US politicians are slowly embracing the virtual currency revolution as it was confirmed that the group can now accept political donations that are made by bitcoin.

Related: US Attorney General urges Bitcoin vigilance to House committee

A decision by the Federal Election Commission means that politicians and political action committees [Pacs] can accept bitcoin and they will be treated much like other “in-kind donations” including stocks and shares.

Any group or individual that accepts donations in bitcoins has to convert it into US dollars, deposit it into the campaign account and only then can the money donated be spent.

Bitcoin’s anonymous nature also won’t be taken advantage of because donors are required by law to provide a name, address and occupation when submitting a donation.

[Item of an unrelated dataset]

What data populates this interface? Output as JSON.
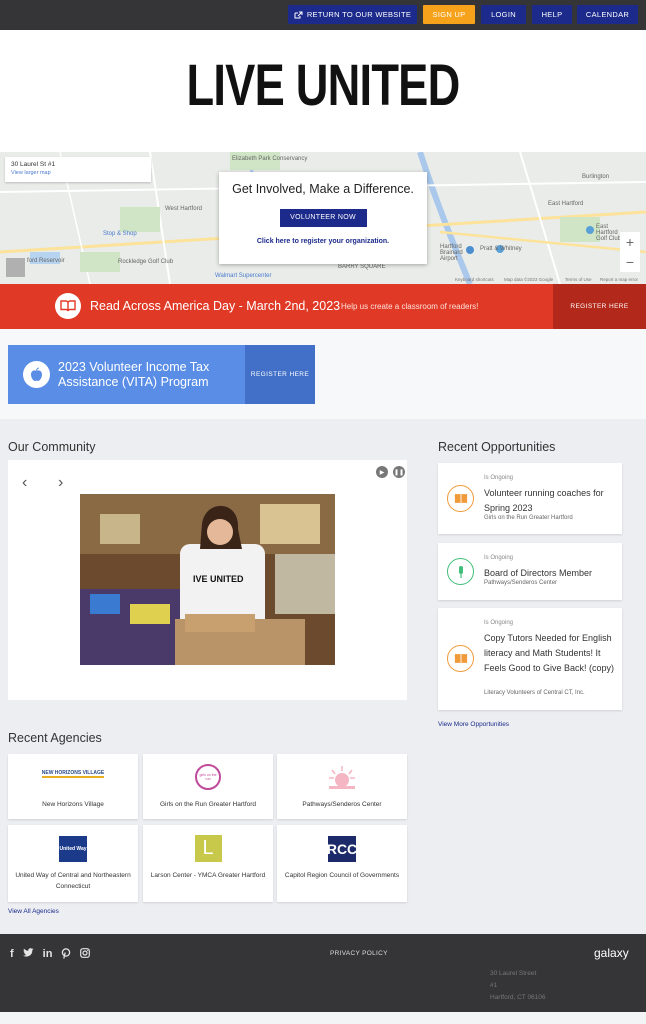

A Pac known as Make Your Laws [MYL] made the original request to be able to take donations in bitcoin and had also asked to be able to spend the bitcoins directly, something that the commission decided not to allow.

"The Commission concludes that MYL may accept bitcoins," the report said, according to The Guardian. "The Commission also concludes that MYL may purchase bitcoins, but MYL must sell the bitcoins it purchases and deposit the proceeds into its campaign depository before spending those funds. The Commission could not approve a response by the required four affirmative votes as to whether MYL may acquire goods and services with bitcoins it receives as contributions."

MYL’s specific request means that individuals or groups can only accept donations up to $100 [£60] as it decided to cap them at that amount and larger amounts that could reach the $2,600 [£1,539] limit for US candidates could be accepted at a later date.

Related: Bitcoin ATMs ready to spread through North American cities

The question of whether other virtual currencies could be accepted has also been left open and in future it could be that the likes of Dogecoin or Litecoin are also used to fund political donations.

Image Credit: Flickr (Duncan Rawlinson)